The City of Manhattan, Kansas—502’s hometown—is getting a new flag.
Several months ago, the city solicited designs from the general public, and the Arts and Humanities Board selected 6 finalists, none of which, to general dismay, were named Flaggy McFlagFace.
Now, the general public is voting on their favorite design, and many are good concepts. Once the new design is selected, the old flag will be lowered and the new, fresh face of Manhattan will be hoisted up. At face value this seems like a quick, affordable way to modernize the look of our city, so as a strategic marketing agency, why do we care about a city flag?
Our city, like many of the clients we work with, is looking to grow. To grow, our city recognizes that their target audiences—young professionals, retirees, business owners, and others—need to see value in living and working in this community. To connect with those audiences, they recognize that the Manhattan brand needs to look modern and forward thinking, so it’s only logical to change the flag. This same instinct leads business leaders to ask us for a new logo or a website refresh. If they only looked a little better, they feel, their audience would instinctively see the value in their product, services and people.

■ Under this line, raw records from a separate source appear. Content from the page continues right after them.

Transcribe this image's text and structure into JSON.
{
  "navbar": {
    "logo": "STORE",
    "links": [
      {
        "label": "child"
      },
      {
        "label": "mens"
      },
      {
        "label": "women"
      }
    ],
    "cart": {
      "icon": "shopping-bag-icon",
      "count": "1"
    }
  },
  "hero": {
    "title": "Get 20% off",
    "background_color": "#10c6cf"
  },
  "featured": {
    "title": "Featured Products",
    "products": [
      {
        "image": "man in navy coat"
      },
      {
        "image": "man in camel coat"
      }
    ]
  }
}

These leaders are correct in empathetically approaching their brands from a user’s point of view, and that process often correctly identifies a logo or a flag that’s out of line with the value of their business or city. However, their discovery process often stops there.
The problem with failing to dig deeper is that a flag or a logo only represents a brand identity, which is the visible part of a brand. However, brand identity—a logo, a color scheme, a font or a flag—without brand strategy is like a flag without a ship, you’ll have a design to show off, but you won’t know where you’re going, how you’re getting there or if that identity will resonate with the key audiences that will determine your success.
That’s why when organizational leadership comes to us and asks for an updated logo or website, we don’t ask about colors or shapes. Instead, we ask why. Why the logo? Why the flag? Is it recruiting? Is it a lack of pride in the design? Is it a comment made by a large client? Then, we ask why again and again until we can clearly communicate the vision of the organization. For example, some of our clients would like the see no person go hungry in the world. Some of our clients would like to see Kansas farmers appreciated. Some want to see a hard day of industrial work respected. Some would like to see customer service have value. Next, we uncover the values that impact every decision. Honesty. Pride. Grit. Finally, we get literal. Brass tacks, what does the company do, how does that create value, and for whom?
The combination of vision, mission and values is a brand’s essence. From that essence, we develop a marketing strategy that represents a client’s genuine brand. That, in a nutshell, is how we effectively position our clients so that they have the best chance at success.
So why is Manhattan redesigning a flag? It’s old and has two curves that could be an apple top or a Flint Hills landscape. They ran out of flags and might as well update it before they order more. Why is that a problem? Because Manhattan’s brand, how the outside community views us, is fragmented and for some audiences, stagnant. How does that image make us feel? Unrepresented, unrecognized, forever insignificant to the Big Apple where few Manhattanites would ever want to live.
Does a new flag ever fix any of that?